In New York, the State Department of Health's 2005 brain death guidelines require a breathing test and two clinical brain death exams, carried out six hours apart. In 2010, the American Academy of Neurology updated its brain death guidelines, which now call for only one brain death examination.

"These findings illustrate why there's a crucial need to standardize approaches for determining brain death," said Gene Sung, MD, MPH, of the University of Southern California in Los Angeles and a member of the American Academy of Neurology, who wrote an editorial regarding the article that is published in Neurology.

To read the American Academy of Neurology's updated guidelines on brain death, visit

http://www.neurology.org/content/74/23/1911.full.pdf+html

.


Story Source:

The above story is based on materials provided by American Academy of Neurology. Note: Materials may be edited for content and length.


Cite This Page:

American Academy of Neurology. "Second brain death exam may be unnecessary, hurt organ donation rates." ScienceDaily. ScienceDaily, 15 December 2010. <www.sciencedaily.com/releases/2010/12/101215163735.htm>.
American Academy of Neurology. (2010, December 15). Second brain death exam may be unnecessary, hurt organ donation rates. ScienceDaily. Retrieved April 17, 2014 from www.sciencedaily.com/releases/2010/12/101215163735.htm
American Academy of Neurology. "Second brain death exam may be unnecessary, hurt organ donation rates." ScienceDaily. www.sciencedaily.com/releases/2010/12/101215163735.htm (accessed April 17, 2014).

Share This



More Health & Medicine News

Thursday, April 17, 2014

Featured Research

from universities, journals, and other organizations


Featured Videos

from AP, Reuters, AFP, and other news services

Is Apathy A Sign Of A Shrinking Brain?

Is Apathy A Sign Of A Shrinking Brain?

Newsy (Apr. 17, 2014) — A recent study links apathetic feelings to a smaller brain. Researchers say the results indicate a need for apathy screening for at-risk seniors. Video provided by Newsy
Powered by NewsLook.com
Could Even Casual Marijuana Use Alter Your Brain?

Could Even Casual Marijuana Use Alter Your Brain?

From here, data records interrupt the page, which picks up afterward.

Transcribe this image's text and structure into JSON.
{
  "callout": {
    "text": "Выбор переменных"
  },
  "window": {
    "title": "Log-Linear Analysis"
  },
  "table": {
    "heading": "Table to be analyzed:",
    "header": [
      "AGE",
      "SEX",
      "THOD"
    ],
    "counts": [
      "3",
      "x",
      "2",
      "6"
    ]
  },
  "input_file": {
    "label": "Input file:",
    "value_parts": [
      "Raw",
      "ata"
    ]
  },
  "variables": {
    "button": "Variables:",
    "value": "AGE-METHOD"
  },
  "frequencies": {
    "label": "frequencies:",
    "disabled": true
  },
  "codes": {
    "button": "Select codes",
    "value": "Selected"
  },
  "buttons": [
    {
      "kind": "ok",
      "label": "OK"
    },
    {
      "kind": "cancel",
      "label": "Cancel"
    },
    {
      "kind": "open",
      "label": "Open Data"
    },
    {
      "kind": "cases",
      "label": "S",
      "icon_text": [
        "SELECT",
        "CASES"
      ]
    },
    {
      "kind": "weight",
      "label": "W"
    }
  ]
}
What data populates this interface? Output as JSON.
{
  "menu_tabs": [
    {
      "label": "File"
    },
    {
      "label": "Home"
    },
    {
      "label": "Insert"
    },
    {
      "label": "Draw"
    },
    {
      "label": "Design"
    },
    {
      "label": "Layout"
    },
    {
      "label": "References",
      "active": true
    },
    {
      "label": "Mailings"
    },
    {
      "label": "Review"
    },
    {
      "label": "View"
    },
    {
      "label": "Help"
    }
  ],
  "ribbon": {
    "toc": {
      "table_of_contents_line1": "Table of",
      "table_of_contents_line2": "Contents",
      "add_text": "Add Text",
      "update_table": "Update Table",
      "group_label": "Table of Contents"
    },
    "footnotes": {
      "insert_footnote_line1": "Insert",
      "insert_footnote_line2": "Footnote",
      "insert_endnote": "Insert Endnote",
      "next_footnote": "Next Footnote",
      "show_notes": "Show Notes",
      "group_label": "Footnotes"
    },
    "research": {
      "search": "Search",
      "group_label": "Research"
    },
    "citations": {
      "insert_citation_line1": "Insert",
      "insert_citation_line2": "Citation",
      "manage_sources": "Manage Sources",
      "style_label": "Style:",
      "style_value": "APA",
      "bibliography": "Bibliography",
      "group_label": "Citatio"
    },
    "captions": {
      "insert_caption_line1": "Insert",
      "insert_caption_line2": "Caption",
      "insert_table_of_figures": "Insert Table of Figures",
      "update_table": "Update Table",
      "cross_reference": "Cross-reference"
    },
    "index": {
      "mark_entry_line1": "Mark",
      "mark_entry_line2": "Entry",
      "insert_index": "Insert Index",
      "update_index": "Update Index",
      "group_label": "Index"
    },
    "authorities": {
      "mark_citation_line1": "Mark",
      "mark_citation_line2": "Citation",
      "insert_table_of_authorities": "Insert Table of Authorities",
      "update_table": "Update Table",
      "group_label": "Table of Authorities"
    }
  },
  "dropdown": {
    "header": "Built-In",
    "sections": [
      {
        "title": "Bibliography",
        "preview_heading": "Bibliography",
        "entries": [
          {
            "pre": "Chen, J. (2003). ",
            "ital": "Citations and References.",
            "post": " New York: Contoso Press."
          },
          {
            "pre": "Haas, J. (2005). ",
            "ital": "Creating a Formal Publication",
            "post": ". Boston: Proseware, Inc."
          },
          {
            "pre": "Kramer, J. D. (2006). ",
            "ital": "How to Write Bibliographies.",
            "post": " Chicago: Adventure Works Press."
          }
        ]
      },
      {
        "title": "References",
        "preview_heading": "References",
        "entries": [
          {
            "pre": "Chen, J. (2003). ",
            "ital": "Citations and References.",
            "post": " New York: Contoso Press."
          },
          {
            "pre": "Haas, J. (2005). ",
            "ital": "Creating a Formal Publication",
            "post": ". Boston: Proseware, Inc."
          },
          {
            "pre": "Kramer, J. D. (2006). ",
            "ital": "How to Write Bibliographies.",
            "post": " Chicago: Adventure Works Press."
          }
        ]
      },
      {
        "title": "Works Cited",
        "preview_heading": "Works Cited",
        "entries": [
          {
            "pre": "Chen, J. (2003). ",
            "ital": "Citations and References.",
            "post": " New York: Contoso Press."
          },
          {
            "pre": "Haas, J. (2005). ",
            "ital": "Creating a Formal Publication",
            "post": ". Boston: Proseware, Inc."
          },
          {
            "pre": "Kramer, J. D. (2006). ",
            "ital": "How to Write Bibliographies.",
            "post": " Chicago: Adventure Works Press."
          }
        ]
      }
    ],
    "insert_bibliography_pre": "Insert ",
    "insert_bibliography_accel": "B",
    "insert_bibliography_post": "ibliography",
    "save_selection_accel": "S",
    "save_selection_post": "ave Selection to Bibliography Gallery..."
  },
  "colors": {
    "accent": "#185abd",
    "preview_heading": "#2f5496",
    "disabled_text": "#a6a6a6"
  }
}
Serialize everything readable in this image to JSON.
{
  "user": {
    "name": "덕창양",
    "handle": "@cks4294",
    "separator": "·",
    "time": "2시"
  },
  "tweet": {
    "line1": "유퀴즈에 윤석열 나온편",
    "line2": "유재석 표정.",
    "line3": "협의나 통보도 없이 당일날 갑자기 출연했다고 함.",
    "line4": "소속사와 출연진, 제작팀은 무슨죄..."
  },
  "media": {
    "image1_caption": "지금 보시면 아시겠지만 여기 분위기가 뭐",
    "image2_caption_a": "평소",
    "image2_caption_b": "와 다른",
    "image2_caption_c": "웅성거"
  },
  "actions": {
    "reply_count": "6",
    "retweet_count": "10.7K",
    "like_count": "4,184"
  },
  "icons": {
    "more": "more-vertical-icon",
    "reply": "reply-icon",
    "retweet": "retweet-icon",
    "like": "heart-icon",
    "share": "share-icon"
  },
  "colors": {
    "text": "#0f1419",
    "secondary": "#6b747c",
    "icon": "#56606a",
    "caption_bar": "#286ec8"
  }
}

Newsy (Apr. 16, 2014) — A new study conducted by researchers at Northwestern and Harvard suggests even casual marijuana use can alter your brain. Video provided by Newsy
Powered by NewsLook.com
Thousands Of Vials Of SARS Virus Go Missing

Thousands Of Vials Of SARS Virus Go Missing

Newsy (Apr. 16, 2014) — A research institute in Paris somehow misplaced more than 2,000 vials of the deadly SARS virus. Video provided by Newsy
Powered by NewsLook.com
Formerly Conjoined Twins Released From Dallas Hospital

Formerly Conjoined Twins Released From Dallas Hospital

Newsy (Apr. 16, 2014) — Conjoined twins Emmett and Owen Ezell were separated by doctors in August. Now, nearly nine months later, they're being released from the hospital. Video provided by Newsy
Powered by NewsLook.com

Search ScienceDaily

Number of stories in archives: 140,361

Find with keyword(s):
 
Enter a keyword or phrase to search ScienceDaily for related topics and research stories.

Save/Print:
Share:  

Breaking News:
from the past week

In Other News

... from NewsDaily.com

Science News

Health News

Environment News

Technology News



Save/Print:
Share:  

Free Subscriptions


Get the latest science news with ScienceDaily's free email newsletters, updated daily and weekly. Or view hourly updated newsfeeds in your RSS reader:

Get Social & Mobile


Keep up to date with the latest news from ScienceDaily via social networks and mobile apps:

Have Feedback?


Tell us what you think of ScienceDaily -- we welcome both positive and negative comments. Have any problems using the site? Questions?
Mobile iPhone Android Web
Follow Facebook Twitter Google+
Subscribe RSS Feeds Email Newsletters
Latest Headlines Health & Medicine Mind & Brain Space & Time Matter & Energy Computers & Math Plants & Animals Earth & Climate Fossils & Ruins